Market Size and Innovation in China
AbstractTo understand the current and future impacts of Chinese competition on OECD firms one must understand the trajectory of quality improvements among Chinese exporters. Rising quality has been documented by Brandt and Thun (2010), Manova and Zhang (2012), Brandt et. al (2012) and Sutton and Trefler (2016). What has been the source of this upgrading? While considerable attention recently has been devoted to improved access to foreign intermediate inputs (e.g., Brandt et. al, 2012; De Loecker et. al, 2016), we investigate a channel that is known to be important in many other contexts, namely, the size of the firm’s market. By ‘market’ we mean combined domestic and foreign markets.
As shown by Acemoglu and Linn (2004) in a domestic context and Lileeva and Trefler (2010) in an international trade context, an increase in the size of the market available to a firm leads the firm to invest in innovation. We conjecture that these market-size effects are precisely what drive innovation in China. To investigate, we use Chinese firm-level data matched with R&D data, patent data, international transactions data and domestic highway data to examine whether China’s rising quality can be explained by rising rates of innovation and whether rising rates of innovation can be explained by growth in the domestic Chinese market (as measured by highways) and by improved access to foreign markets (as measured by foreign demand and by foreign tariffs against China). Our initial work strongly suggests that both domestic and foreign market size matter and that the latter is the more important of the two.

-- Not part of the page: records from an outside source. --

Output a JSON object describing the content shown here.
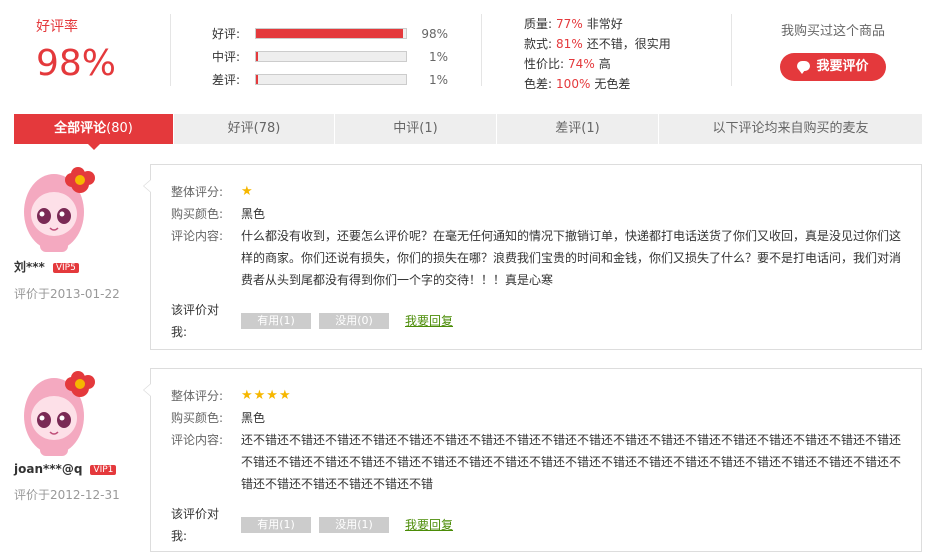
{
  "summary": {
    "rate_label": "好评率",
    "rate_value": "98%",
    "bars": [
      {
        "label": "好评:",
        "percent": "98%",
        "fill": 0.98
      },
      {
        "label": "中评:",
        "percent": "1%",
        "fill": 0.01
      },
      {
        "label": "差评:",
        "percent": "1%",
        "fill": 0.01
      }
    ],
    "attributes": [
      {
        "label": "质量:",
        "pct": "77%",
        "desc": "非常好"
      },
      {
        "label": "款式:",
        "pct": "81%",
        "desc": "还不错，很实用"
      },
      {
        "label": "性价比:",
        "pct": "74%",
        "desc": "高"
      },
      {
        "label": "色差:",
        "pct": "100%",
        "desc": "无色差"
      }
    ],
    "bought_text": "我购买过这个商品",
    "review_button": "我要评价"
  },
  "tabs": [
    {
      "label": "全部评论",
      "count": "(80)"
    },
    {
      "label": "好评",
      "count": "(78)"
    },
    {
      "label": "中评",
      "count": "(1)"
    },
    {
      "label": "差评",
      "count": "(1)"
    },
    {
      "label": "以下评论均来自购买的麦友",
      "count": ""
    }
  ],
  "labels": {
    "overall": "整体评分:",
    "color": "购买颜色:",
    "content": "评论内容:",
    "vote_prompt": "该评价对我:",
    "useful": "有用",
    "useless": "没用",
    "reply": "我要回复"
  },
  "reviews": [
    {
      "user": "刘***",
      "vip": "VIP5",
      "date": "评价于2013-01-22",
      "stars": "★",
      "color": "黑色",
      "content": "什么都没有收到，还要怎么评价呢？在毫无任何通知的情况下撤销订单，快递都打电话送货了你们又收回，真是没见过你们这样的商家。你们还说有损失，你们的损失在哪？浪费我们宝贵的时间和金钱，你们又损失了什么？要不是打电话问，我们对消费者从头到尾都没有得到你们一个字的交待！！！真是心寒",
      "useful_count": "(1)",
      "useless_count": "(0)"
    },
    {
      "user": "joan***@q",
      "vip": "VIP1",
      "date": "评价于2012-12-31",
      "stars": "★★★★",
      "color": "黑色",
      "content": "还不错还不错还不错还不错还不错还不错还不错还不错还不错还不错还不错还不错还不错还不错还不错还不错还不错还不错还不错还不错还不错还不错还不错还不错还不错还不错还不错还不错还不错还不错还不错还不错还不错还不错还不错还不错还不错还不错还不错还不错还不错还不错",
      "useful_count": "(1)",
      "useless_count": "(1)"
    }
  ],
  "colors": {
    "accent": "#e4393c",
    "star": "#f6b700",
    "link": "#4b8c07"
  }
}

Throughout, we emphasize allow for the possibility that investments in innovation (the ‘treatment’) have heterogeneous impacts on innovation (‘the outcome’). We thus control throughout for observed and unobserved firm heterogeneity.